[Interface dataset entries]

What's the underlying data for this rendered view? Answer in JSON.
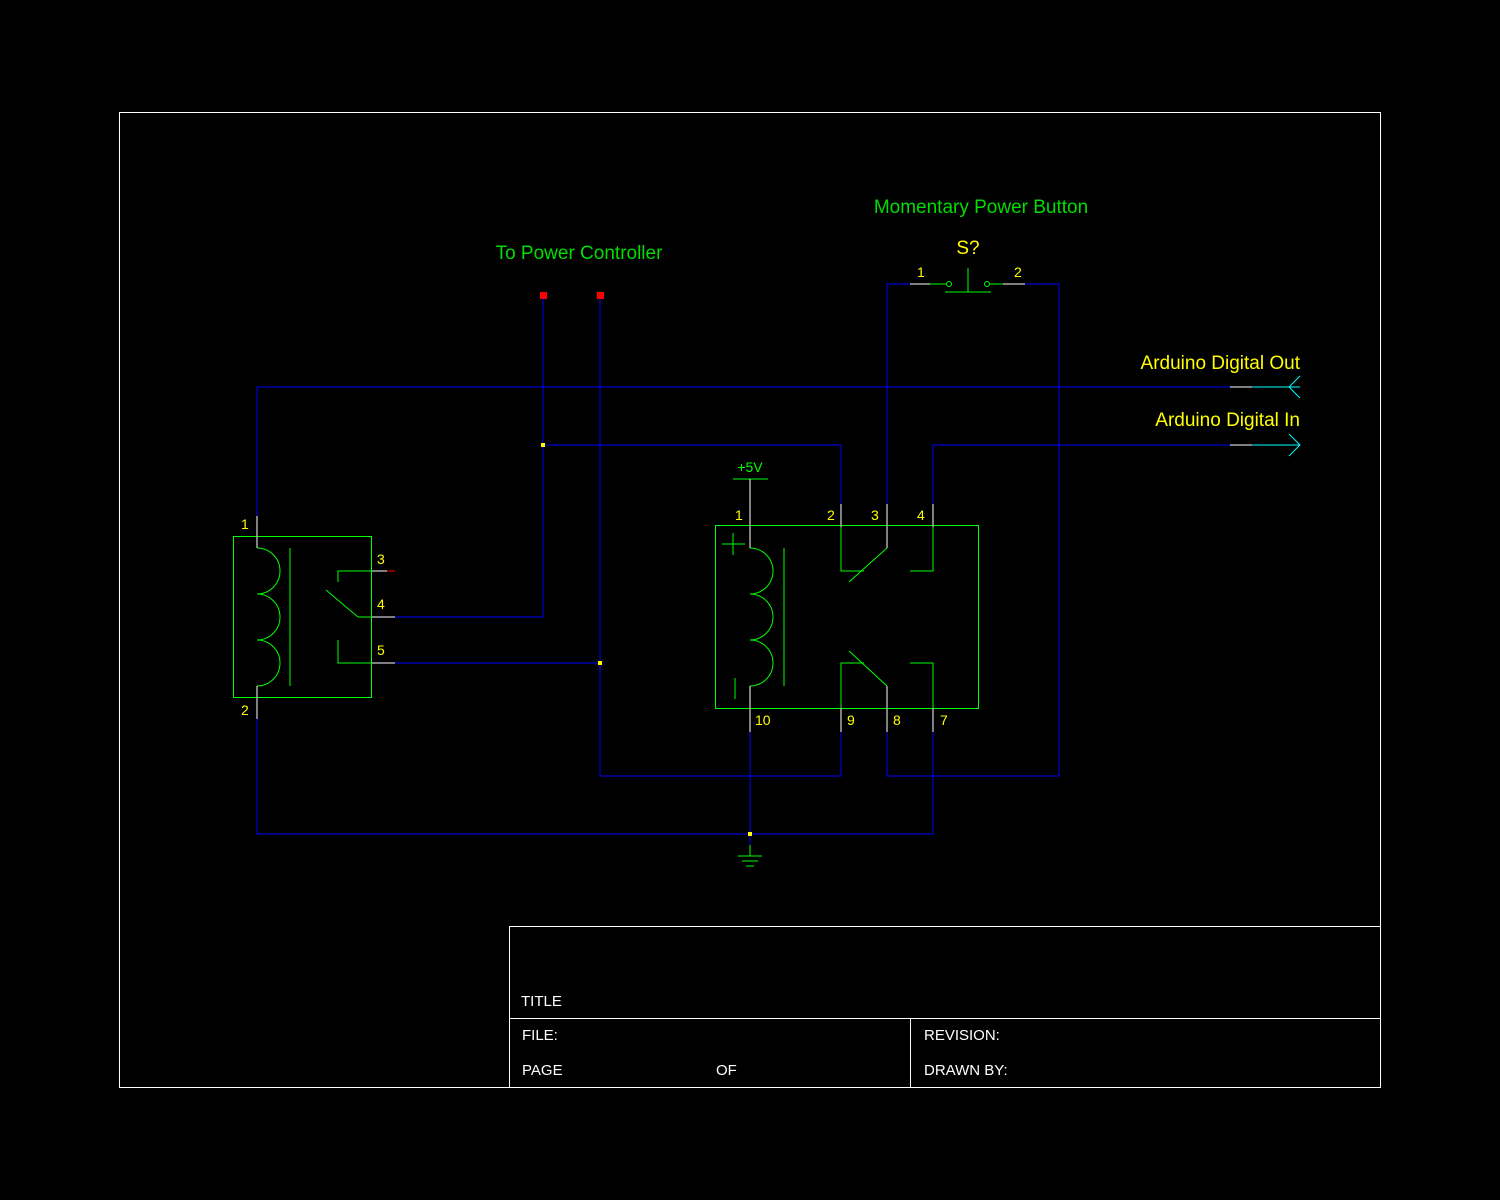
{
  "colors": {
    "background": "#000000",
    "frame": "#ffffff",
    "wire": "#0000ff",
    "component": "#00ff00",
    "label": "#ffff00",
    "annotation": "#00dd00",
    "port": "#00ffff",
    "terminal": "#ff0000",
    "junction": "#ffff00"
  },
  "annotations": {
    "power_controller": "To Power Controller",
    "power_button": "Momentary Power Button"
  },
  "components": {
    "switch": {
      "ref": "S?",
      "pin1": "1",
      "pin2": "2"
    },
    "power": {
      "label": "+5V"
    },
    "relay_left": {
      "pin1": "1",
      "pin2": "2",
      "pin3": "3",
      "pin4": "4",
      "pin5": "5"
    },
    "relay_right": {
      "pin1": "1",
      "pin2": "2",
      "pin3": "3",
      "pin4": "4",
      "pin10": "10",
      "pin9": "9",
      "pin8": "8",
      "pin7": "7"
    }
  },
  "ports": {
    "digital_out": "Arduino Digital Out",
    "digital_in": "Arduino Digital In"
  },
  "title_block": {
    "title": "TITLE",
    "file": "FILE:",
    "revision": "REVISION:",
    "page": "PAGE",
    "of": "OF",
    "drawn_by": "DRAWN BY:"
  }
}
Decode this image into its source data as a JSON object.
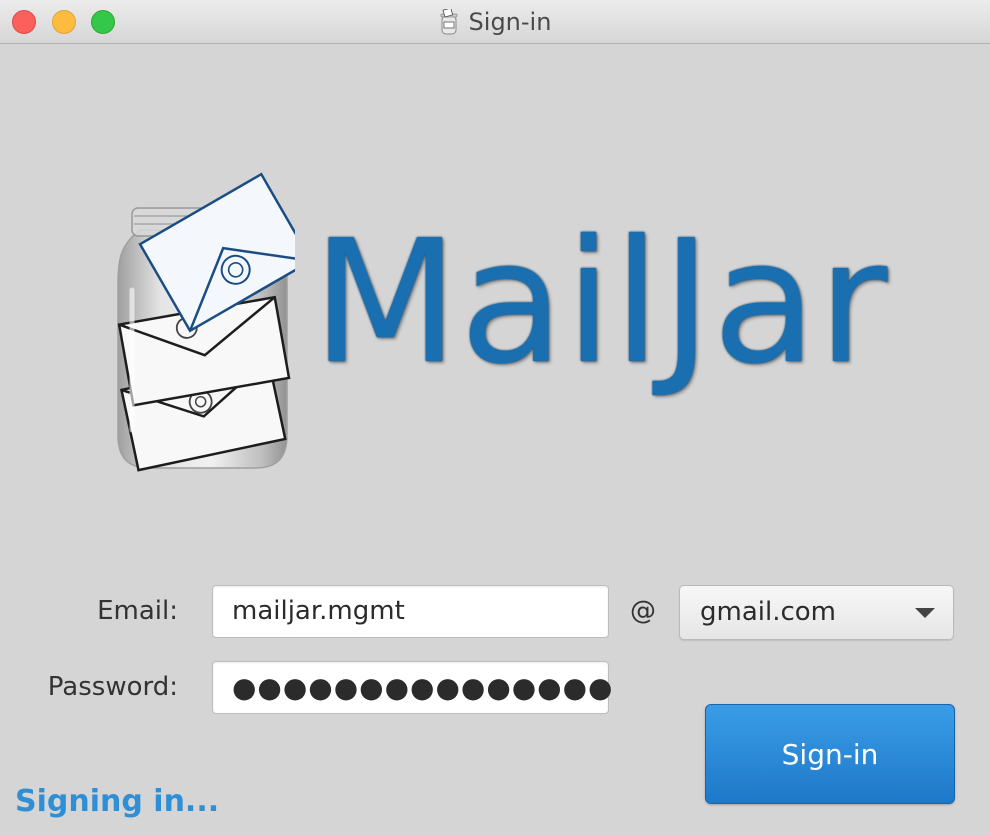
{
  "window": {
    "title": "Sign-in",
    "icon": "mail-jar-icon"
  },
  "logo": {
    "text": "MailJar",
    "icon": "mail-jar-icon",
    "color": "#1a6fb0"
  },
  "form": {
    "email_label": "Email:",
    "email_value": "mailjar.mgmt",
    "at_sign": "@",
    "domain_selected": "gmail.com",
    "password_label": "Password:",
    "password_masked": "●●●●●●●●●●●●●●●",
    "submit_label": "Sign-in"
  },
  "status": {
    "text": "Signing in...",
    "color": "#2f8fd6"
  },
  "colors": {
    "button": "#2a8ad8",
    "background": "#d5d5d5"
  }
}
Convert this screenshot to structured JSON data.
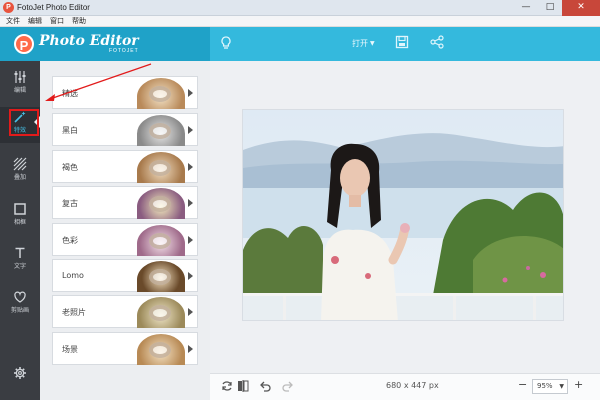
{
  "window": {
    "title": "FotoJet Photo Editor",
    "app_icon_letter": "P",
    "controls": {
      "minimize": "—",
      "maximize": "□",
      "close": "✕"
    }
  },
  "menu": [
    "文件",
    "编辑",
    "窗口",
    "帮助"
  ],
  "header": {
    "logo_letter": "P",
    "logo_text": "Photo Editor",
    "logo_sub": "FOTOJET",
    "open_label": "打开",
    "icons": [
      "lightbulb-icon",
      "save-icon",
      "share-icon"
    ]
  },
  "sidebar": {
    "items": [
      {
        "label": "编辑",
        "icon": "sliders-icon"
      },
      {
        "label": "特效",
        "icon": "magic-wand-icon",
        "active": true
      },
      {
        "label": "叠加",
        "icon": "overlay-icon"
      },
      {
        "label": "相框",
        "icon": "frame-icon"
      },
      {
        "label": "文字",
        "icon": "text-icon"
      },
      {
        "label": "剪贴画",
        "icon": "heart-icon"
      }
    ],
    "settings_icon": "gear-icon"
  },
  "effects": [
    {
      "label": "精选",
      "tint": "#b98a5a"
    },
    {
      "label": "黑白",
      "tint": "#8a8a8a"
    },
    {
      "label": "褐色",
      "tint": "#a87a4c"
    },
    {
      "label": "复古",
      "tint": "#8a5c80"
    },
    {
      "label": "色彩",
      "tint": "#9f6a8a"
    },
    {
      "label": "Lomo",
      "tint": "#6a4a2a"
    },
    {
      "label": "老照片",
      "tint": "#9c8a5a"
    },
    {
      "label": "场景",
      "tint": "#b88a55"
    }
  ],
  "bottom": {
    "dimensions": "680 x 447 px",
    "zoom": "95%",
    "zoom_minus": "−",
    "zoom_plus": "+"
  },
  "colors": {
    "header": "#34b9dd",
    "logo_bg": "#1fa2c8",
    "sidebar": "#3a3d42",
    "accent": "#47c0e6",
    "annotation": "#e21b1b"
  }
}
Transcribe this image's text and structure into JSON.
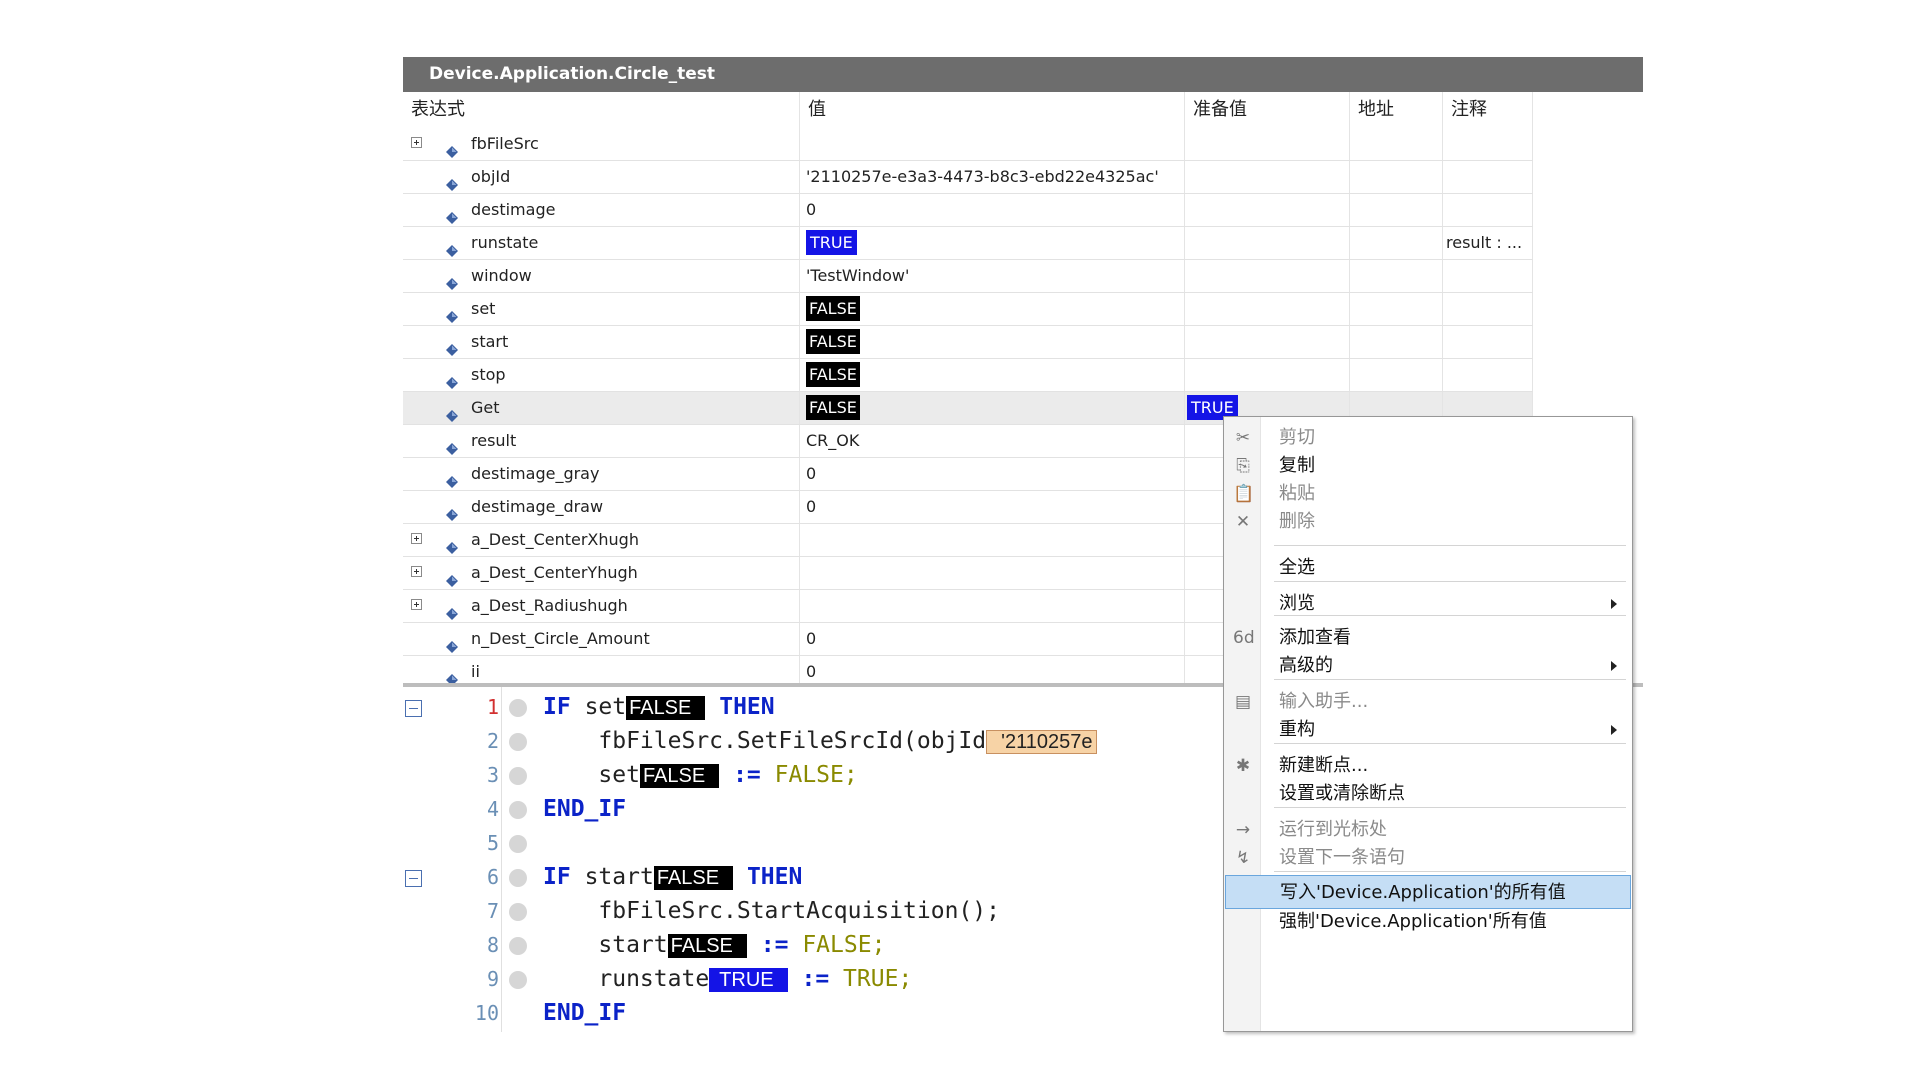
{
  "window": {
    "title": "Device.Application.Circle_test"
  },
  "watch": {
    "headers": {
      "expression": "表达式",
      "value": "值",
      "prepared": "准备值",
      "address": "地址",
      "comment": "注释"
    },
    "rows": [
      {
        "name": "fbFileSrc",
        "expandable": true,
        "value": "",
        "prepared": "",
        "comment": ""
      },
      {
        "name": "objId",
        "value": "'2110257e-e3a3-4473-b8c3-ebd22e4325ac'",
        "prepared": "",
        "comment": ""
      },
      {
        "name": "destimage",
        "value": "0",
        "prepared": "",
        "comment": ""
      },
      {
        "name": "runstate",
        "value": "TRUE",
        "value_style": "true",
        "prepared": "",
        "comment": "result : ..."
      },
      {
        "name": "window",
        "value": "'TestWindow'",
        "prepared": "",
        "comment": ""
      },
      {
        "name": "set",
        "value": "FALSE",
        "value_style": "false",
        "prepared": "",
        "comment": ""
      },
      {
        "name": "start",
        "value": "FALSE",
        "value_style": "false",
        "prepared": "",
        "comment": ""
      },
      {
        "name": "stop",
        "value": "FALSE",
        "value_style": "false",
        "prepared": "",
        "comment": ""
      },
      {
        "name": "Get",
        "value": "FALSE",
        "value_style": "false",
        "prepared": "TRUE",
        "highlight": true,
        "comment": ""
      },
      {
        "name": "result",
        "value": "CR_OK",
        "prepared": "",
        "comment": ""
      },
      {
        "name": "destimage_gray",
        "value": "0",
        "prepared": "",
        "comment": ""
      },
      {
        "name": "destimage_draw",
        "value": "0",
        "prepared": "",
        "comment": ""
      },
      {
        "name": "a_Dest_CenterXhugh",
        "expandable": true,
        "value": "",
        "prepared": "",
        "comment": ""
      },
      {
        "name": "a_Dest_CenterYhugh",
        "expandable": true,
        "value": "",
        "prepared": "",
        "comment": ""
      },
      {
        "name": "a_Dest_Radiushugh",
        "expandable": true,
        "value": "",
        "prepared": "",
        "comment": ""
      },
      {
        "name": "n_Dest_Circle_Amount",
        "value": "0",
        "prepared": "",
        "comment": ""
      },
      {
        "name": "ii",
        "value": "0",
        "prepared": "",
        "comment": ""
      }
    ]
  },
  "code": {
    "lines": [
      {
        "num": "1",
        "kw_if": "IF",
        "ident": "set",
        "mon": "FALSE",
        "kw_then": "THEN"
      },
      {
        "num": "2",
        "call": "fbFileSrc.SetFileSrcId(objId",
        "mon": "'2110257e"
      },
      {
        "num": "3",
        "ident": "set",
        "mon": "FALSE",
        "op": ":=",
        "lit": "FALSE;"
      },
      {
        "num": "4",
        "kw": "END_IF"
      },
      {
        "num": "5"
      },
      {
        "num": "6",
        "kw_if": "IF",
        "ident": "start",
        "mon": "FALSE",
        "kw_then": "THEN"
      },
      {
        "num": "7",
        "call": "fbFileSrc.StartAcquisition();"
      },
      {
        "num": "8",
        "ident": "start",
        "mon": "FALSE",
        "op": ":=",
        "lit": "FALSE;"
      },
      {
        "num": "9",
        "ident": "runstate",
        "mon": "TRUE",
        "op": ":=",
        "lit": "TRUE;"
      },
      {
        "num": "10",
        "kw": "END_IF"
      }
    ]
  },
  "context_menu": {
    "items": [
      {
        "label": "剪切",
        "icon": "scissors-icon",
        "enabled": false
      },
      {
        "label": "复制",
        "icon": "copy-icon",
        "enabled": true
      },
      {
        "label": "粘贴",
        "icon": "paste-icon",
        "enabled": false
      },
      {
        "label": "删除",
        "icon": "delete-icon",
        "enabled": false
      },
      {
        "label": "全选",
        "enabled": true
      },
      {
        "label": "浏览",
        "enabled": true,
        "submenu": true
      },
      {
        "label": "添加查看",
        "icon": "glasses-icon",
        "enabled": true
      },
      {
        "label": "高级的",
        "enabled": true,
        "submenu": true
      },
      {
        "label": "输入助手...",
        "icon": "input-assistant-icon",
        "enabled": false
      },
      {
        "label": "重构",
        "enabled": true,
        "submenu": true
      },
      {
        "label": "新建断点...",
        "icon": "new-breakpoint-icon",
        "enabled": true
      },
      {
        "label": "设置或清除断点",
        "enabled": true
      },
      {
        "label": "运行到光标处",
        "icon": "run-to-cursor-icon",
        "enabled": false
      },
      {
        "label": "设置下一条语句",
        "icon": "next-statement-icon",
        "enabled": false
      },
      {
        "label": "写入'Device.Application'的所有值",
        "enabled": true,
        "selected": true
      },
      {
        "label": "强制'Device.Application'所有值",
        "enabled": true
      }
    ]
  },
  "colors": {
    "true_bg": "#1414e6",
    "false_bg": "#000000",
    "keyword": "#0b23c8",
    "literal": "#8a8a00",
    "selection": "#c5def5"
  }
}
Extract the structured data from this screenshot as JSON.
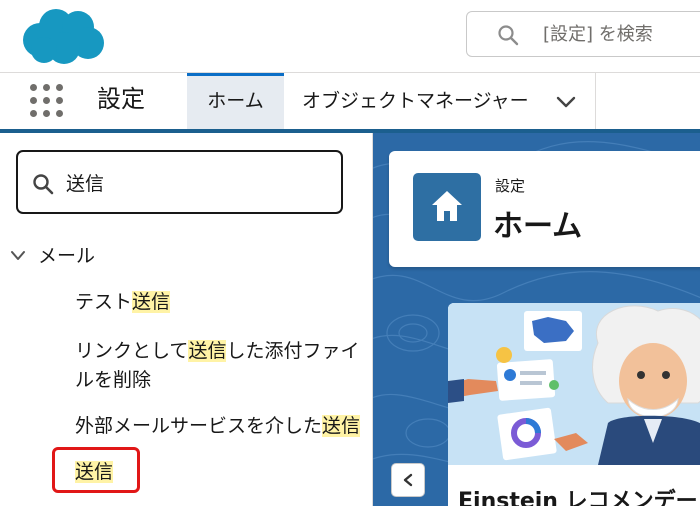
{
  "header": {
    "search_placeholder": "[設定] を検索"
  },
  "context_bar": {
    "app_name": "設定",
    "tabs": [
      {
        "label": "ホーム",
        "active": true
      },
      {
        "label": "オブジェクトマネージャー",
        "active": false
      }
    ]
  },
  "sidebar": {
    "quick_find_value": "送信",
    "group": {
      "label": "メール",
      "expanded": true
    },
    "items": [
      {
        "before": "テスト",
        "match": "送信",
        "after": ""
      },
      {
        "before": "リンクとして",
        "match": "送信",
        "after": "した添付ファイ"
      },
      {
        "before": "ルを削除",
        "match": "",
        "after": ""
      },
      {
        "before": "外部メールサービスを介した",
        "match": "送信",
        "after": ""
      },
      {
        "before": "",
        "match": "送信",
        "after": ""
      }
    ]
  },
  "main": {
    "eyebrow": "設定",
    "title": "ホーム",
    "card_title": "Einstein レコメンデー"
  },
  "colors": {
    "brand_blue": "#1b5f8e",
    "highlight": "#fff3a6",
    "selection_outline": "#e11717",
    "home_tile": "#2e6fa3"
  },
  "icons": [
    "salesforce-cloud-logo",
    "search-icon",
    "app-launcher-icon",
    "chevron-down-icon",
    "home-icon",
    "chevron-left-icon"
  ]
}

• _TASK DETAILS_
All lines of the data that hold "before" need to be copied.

• _OUTPUT OF THE TASK_
        "before": "テスト",
        "before": "リンクとして",
        "before": "ルを削除",
        "before": "外部メールサービスを介した",
        "before": "",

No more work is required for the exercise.